The second part of Gregg Araki’s Teen Apocalypse trilogy – after Totally F***ed Up and before Nowhere – The Doom Generation holds a special place as one of the few films that truly helps define mid-90s indie cinema. It’s a movie that feeds off Generation X nihilism and the anger of post-punk youth to create a road trip film that feels both meaningful and pointless at the same time.
Amy (Rose McGowan) and her slightly dim boyfriend Jordan (James Duval) are out one night when their paths cross that of drifter Xavier (Johnathan Schaech). While Amy at first wants nothing to do with him, a strange bond develops after Xavier saves her life by literally shooting a gun-toting shop owner’s head off. The trio end up heading off on a trip together, with Xavier having an unnerving tendency to kill people, and Amy being constantly mistaken for the love of peoples’ lives, with violent results.
Things get ever stranger and soon Xavier is having sex with Amy, but with Jordan’s knowledge and tacit approval. And why does everything cost $6.66?
As with several other of Gregg Araki’s films, The Doom Generation lives on the edge between meandering pointlessness and surreal significance. With plenty of sex and extreme violence, one moment it seems like it’s going nowhere, before adding a neat little satirical point. For example, just as OTT blood, guts and gore reaches the point of becoming tedious, the film stops for a few minutes so the characters can mourn the death of a random dog, highlighting the daftness of how desensitised we can get to violence against humans but animals will get us every time.
Many have compared it to Natural Born Killers, but while Oliver Stone’s movie has always struck me as rather contrived, The Doom Generation has a far better sense of humour and a stronger authenticity to the grunge generation. It’s very rough around the edges, but it works. Indeed, it’s worth a look just for Amy’s incredible use of profanity, who manages to turn cursing into an art form.

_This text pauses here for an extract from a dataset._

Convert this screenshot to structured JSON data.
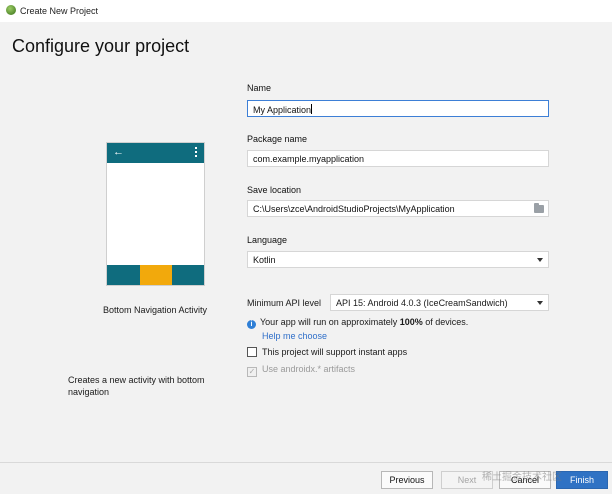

Araki is well known for his queer sensibility, but The Doom Generation is billed as his ‘heterosexual movie’, although as he acknowledges in the new interview on the disc, that’s a bit of a misnomer. Although there’s no actual gay content, the sexual tension between Jordan and Xavier is deliberate and palpable, with the only question being whether Jordan is oblivious to it or not. It’s not a coincidence either that the dark and wince-inducing ending comes just as the duo are about to act on their attraction.
Overall Verdict: A strange movie that puts post-punk grunge nihilism on screen, with a dark sense of humour as well as plenty of sex and violence.
Reviewer: Tim Isaac